SENIORS are being urged to back a plan to give aged care recipients better access to dental care, following Royal Commission recommendations for an overhaul to the way oral health care for older Australians is funded.
The country's peak dental body, the Australian Dental Association, said a complete revamp of the way dentistry for older Australians is funded is long overdue and critical to "turning the tide" on poor oral health.
The call comes after the Royal Commission into Aged Care Quality and Safety heard Counsel Assisting propose 124 recommendations to overhaul 18 aspects of the aged care system, including a seniors dental benefits scheme.
With poor oral health for older Australians costing Australia $750m a year and more seniors suffering oral health issues, Counsel Assisting's proposals on improving dental care for aged care recipients have been welcomed by the ADA.
The scheme, designed to make dentistry affordable to many older Australians, was outlined in two submission by the ADA to the royal commission in 2019 and earlier this year.
In a statement the ADA said the oral health of millions of older Australians now hangs in the balance with the commission is due to make its final recommendations in February 2021.
"Last week counsel assisting the RCAC acknowledged our scheme and formally recommended to the commissioners that such a model is the most realistic option for funding dentistry for older Australians," said ADA president, Dr Carmelo Bonanno.
"Now we're hoping that with the nation's seniors understanding what we propose and getting behind the plan, the RCAC will recommend it to government when they submit their final report in February.
"Creating such a scheme is critical to building better oral health among older Australians before and after they enter residential care according, to the ADA.
"If we're to turn the tide on poor oral health, particularly in residential aged care, counsel assisting the RCAC's proposal to introduce the scheme must be given serious consideration by commissioners.

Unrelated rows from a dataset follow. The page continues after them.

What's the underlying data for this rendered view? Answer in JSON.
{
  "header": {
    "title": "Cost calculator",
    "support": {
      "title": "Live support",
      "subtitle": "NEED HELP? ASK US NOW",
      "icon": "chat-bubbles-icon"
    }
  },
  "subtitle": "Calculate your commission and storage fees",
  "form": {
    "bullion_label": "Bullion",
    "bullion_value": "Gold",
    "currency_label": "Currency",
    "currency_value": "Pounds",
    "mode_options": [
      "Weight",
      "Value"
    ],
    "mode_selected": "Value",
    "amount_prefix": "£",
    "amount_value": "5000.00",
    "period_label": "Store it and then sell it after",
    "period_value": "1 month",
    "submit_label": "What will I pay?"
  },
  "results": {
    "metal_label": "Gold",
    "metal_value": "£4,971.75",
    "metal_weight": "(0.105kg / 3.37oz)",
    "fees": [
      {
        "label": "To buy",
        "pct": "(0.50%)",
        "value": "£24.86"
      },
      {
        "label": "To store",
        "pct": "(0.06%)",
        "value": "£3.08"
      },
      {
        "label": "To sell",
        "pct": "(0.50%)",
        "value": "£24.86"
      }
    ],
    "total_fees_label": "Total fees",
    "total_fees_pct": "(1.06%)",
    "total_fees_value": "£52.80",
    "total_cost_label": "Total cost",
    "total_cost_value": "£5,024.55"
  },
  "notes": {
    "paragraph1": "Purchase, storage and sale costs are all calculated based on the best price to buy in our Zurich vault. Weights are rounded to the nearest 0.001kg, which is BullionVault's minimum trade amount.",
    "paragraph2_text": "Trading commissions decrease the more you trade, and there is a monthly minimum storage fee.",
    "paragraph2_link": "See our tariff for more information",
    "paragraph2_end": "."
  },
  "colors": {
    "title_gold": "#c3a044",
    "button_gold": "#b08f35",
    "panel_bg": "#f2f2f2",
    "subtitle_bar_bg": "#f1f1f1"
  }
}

"Without the funding mechanism to ensure that older Australians can access screening and treatment through both public and private dental practitioners, the oral health of our most vulnerable population will continue to be neglected.
"It's particularly important for those older Australians receiving home care or going into aged care facilities that their oral health issues are assessed and treated and that they receive ongoing care to ensure they can continue to eat, speak, socialise and be free from pain."
He called on the country's seniors to back the idea. "We also want to see the nation's seniors backing the plan - write to your MP, post it on your social media, talk to family, friends, colleagues and your dentist about it. A groundswell of support from those most affected will speak volumes about it being long overdue."
Dr Bonanno said dentists have already embraced similar schemes as demonstrated by the uptake of the Child Dental Benefits Schedule and the longstanding provision of veteran's services through the DVA dental scheme.
According to the National Study of Adult Oral Health 2017-18, 23 per cent of people aged 55-74 and nearly 10 per cent of those 75 and over said dental costs had prevented recommended treatment.
The study by the Australian Research Centre for Population Oral Health found a quarter or people aged 55-74 and almost one in five people 75 and over said they would have a lot of difficulty paying a $200 dental bill.
Meanwhile 28 per cent of 55-74 year-olds and 26 per cent of 75 and over avoided foods due to dental problems.